Comet outbursts


Although European Space Agency’s comet-landing mission Rosetta ended on 30 September, the data gathered through it will keep teaching us about comets for a while.

Here are images taken by the Rosetta spacecraft’s camera when Comet 67P/Churyumov–Gerasimenko approached closest to the Sun in August.

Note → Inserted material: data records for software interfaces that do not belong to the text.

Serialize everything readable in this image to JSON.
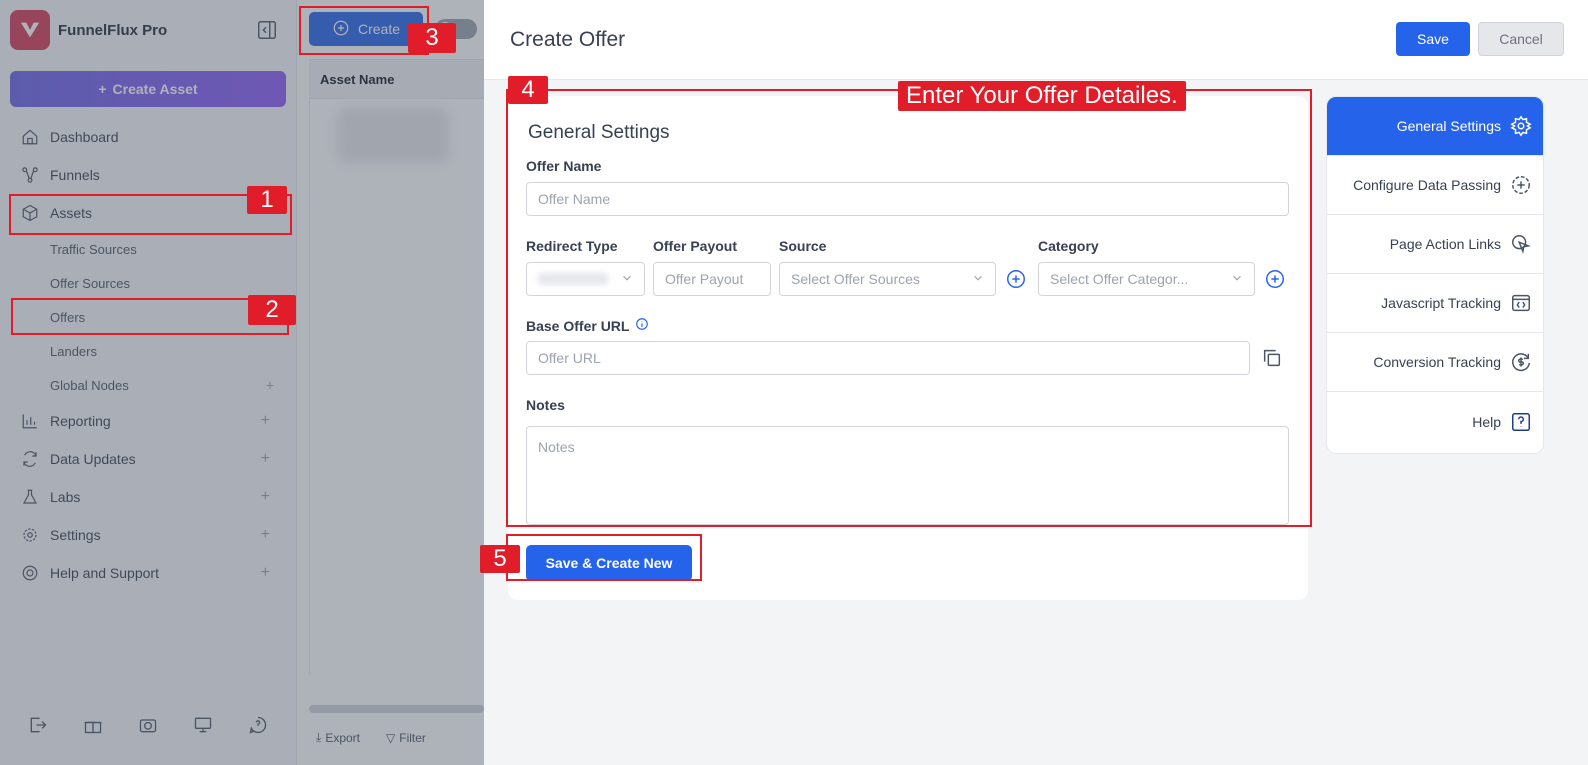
{
  "app": {
    "name": "FunnelFlux Pro"
  },
  "sidebar": {
    "create_asset_label": "Create Asset",
    "items": [
      {
        "label": "Dashboard"
      },
      {
        "label": "Funnels"
      },
      {
        "label": "Assets"
      },
      {
        "label": "Reporting"
      },
      {
        "label": "Data Updates"
      },
      {
        "label": "Labs"
      },
      {
        "label": "Settings"
      },
      {
        "label": "Help and Support"
      }
    ],
    "subitems": [
      {
        "label": "Traffic Sources"
      },
      {
        "label": "Offer Sources"
      },
      {
        "label": "Offers"
      },
      {
        "label": "Landers"
      },
      {
        "label": "Global Nodes"
      }
    ]
  },
  "list": {
    "create_label": "Create",
    "column_asset_name": "Asset Name",
    "export_label": "Export",
    "filter_label": "Filter"
  },
  "panel": {
    "title": "Create Offer",
    "save_label": "Save",
    "cancel_label": "Cancel",
    "section_title": "General Settings",
    "offer_name_label": "Offer Name",
    "offer_name_placeholder": "Offer Name",
    "redirect_type_label": "Redirect Type",
    "offer_payout_label": "Offer Payout",
    "offer_payout_placeholder": "Offer Payout",
    "source_label": "Source",
    "source_placeholder": "Select Offer Sources",
    "category_label": "Category",
    "category_placeholder": "Select Offer Categor...",
    "base_url_label": "Base Offer URL",
    "base_url_placeholder": "Offer URL",
    "notes_label": "Notes",
    "notes_placeholder": "Notes",
    "save_create_new_label": "Save & Create New"
  },
  "side_menu": {
    "items": [
      {
        "label": "General Settings",
        "icon": "gear-icon"
      },
      {
        "label": "Configure Data Passing",
        "icon": "dashed-plus-icon"
      },
      {
        "label": "Page Action Links",
        "icon": "pointer-icon"
      },
      {
        "label": "Javascript Tracking",
        "icon": "code-icon"
      },
      {
        "label": "Conversion Tracking",
        "icon": "dollar-refresh-icon"
      },
      {
        "label": "Help",
        "icon": "question-icon"
      }
    ]
  },
  "annotations": {
    "n1": "1",
    "n2": "2",
    "n3": "3",
    "n4": "4",
    "n5": "5",
    "caption": "Enter Your Offer Detailes."
  },
  "colors": {
    "accent": "#2563eb",
    "annotation": "#e11d2a",
    "brand": "#d63a52"
  }
}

The comet became very active and outbursts occurred, a typical one thought to release 60–260 tonnes of material in just few minutes!

The outburst can be divided into three categories based on how their dust flow looks like, and the outbursts occurred both when the Sun had started to warm up the previously shaded surface, and after illumination of a few hours. [1]
So the outbursts could happen in at least two different ways.

Anyhow, they provide scientists insights of cometary lives and they look pretty cool.

1. Summer fireworks on Rosetta’s comet.